** Data supplied follows **
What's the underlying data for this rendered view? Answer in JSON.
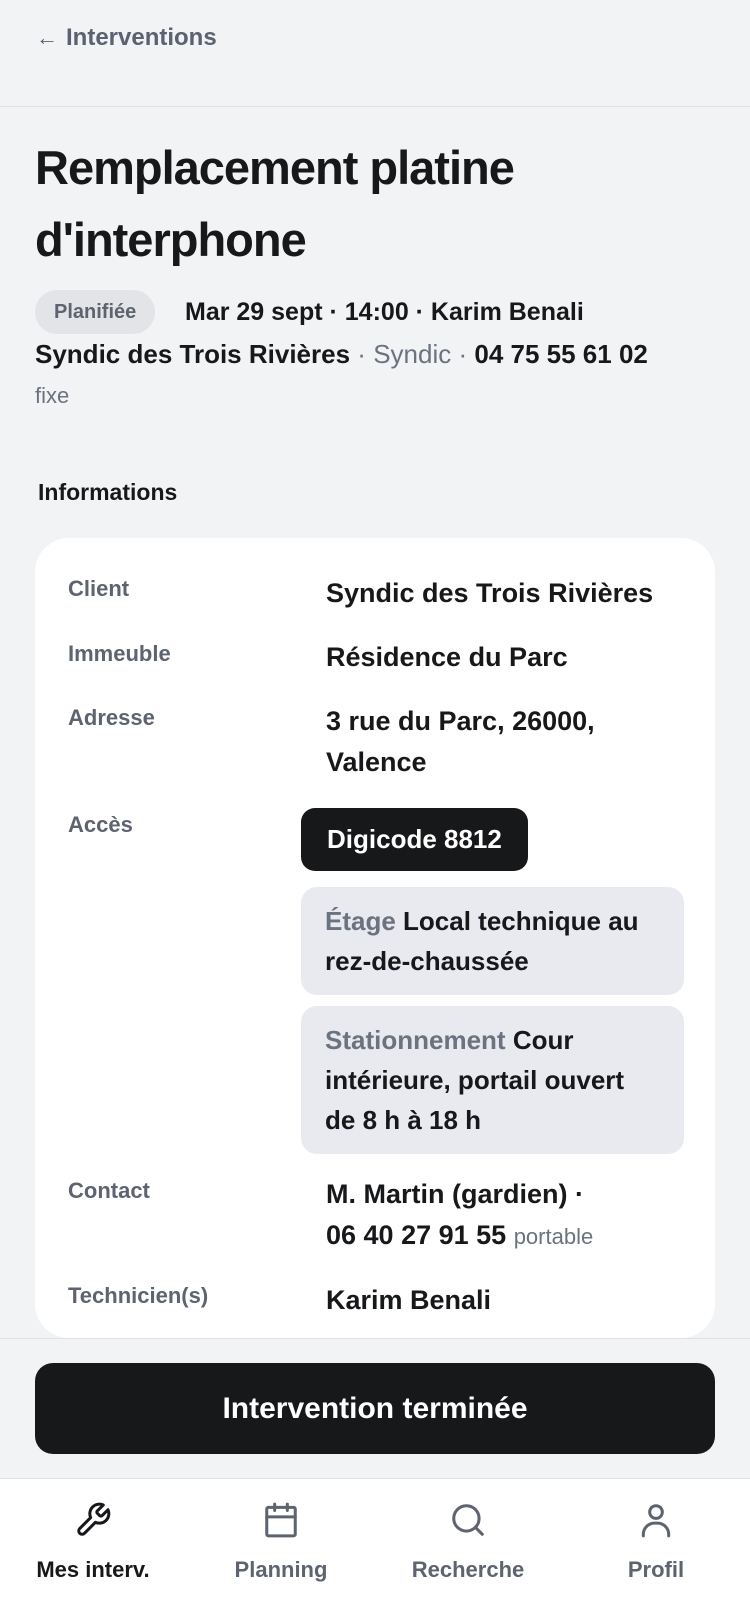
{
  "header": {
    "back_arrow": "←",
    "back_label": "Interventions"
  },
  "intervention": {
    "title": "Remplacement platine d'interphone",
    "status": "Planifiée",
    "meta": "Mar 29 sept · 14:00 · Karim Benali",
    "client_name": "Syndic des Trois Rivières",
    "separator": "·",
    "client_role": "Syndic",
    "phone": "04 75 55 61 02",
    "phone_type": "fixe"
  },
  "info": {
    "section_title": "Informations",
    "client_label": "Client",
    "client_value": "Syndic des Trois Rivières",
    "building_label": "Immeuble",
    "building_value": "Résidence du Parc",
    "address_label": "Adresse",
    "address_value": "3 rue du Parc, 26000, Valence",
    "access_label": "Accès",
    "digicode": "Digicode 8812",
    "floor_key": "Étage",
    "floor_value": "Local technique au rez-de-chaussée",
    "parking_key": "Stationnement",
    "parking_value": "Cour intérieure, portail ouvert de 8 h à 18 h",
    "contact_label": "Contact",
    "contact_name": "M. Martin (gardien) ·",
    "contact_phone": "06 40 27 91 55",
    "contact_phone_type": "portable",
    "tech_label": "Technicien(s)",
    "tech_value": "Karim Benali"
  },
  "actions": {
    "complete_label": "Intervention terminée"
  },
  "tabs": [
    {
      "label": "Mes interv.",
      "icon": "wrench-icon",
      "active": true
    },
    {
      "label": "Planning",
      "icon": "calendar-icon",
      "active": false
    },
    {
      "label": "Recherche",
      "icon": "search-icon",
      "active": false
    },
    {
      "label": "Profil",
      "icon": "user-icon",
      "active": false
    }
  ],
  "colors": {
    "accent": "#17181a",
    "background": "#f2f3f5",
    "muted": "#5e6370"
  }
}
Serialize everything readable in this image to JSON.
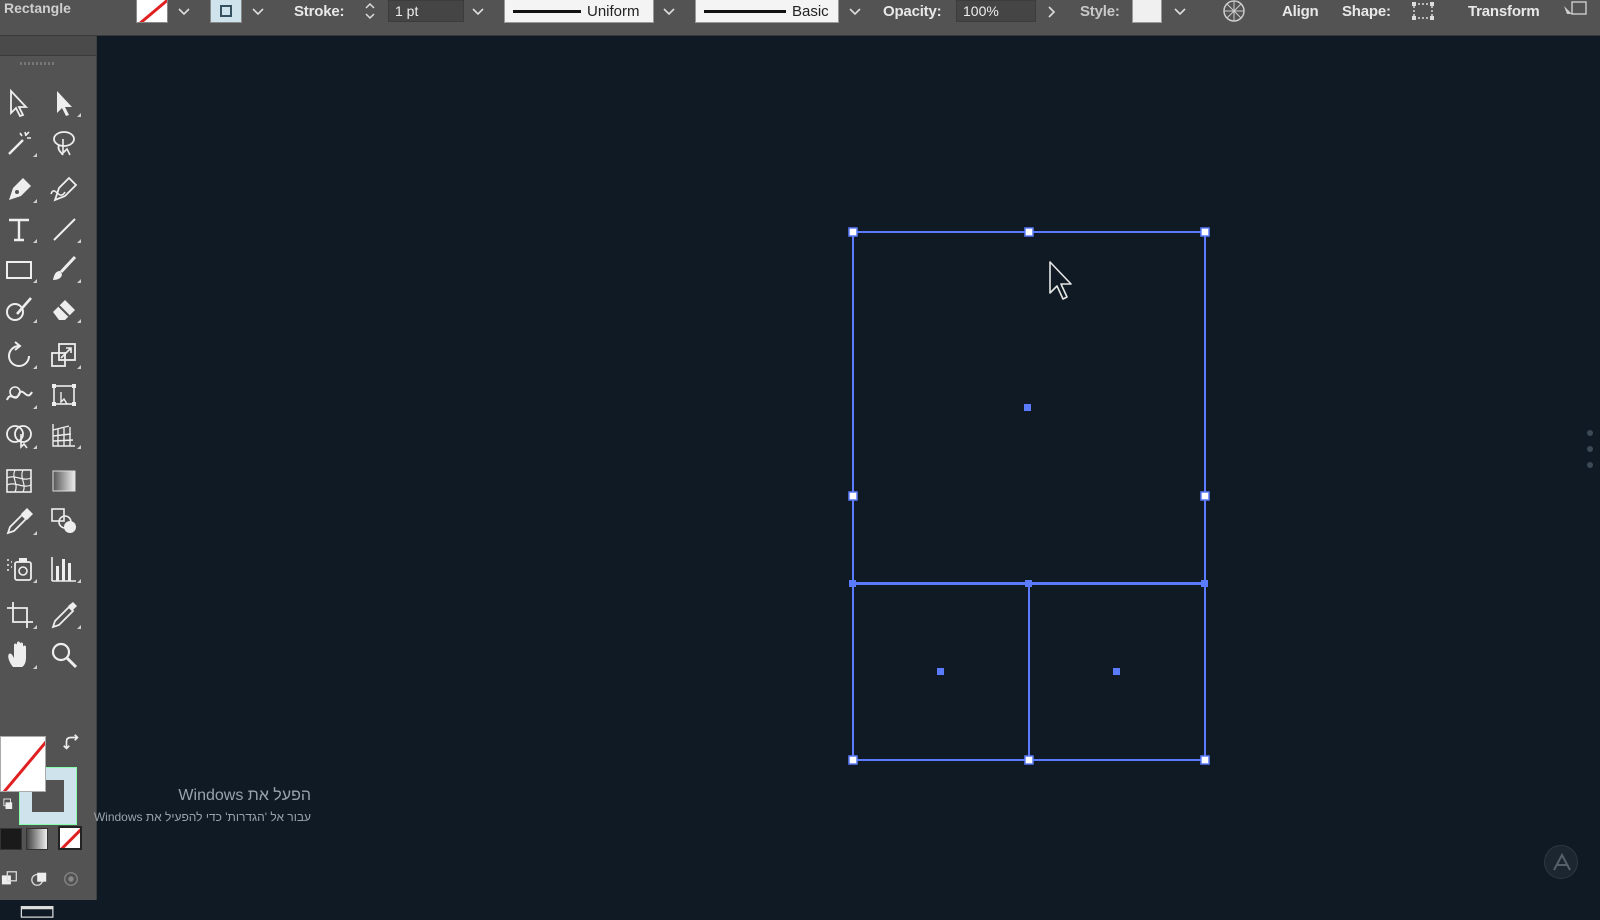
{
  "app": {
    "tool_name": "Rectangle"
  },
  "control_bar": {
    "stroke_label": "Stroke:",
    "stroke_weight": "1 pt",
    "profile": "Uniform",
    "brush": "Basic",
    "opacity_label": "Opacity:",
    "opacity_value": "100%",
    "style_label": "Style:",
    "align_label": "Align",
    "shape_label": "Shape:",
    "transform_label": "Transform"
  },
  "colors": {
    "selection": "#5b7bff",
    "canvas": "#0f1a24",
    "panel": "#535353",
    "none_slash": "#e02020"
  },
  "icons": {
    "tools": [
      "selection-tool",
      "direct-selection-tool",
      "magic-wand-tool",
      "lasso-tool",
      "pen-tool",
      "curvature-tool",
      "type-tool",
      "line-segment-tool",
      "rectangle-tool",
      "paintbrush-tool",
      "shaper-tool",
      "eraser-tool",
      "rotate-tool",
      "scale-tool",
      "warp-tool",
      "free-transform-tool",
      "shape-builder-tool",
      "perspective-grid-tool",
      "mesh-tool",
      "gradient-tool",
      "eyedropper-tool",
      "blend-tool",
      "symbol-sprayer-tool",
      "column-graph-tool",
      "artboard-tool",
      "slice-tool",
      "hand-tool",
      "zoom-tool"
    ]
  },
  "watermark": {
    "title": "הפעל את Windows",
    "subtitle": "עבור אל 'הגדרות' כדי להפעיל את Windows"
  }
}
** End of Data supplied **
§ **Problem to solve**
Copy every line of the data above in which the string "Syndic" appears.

§ **Task answer**
    "client_name": "Syndic des Trois Rivières",
    "client_role": "Syndic",
    "client_value": "Syndic des Trois Rivières",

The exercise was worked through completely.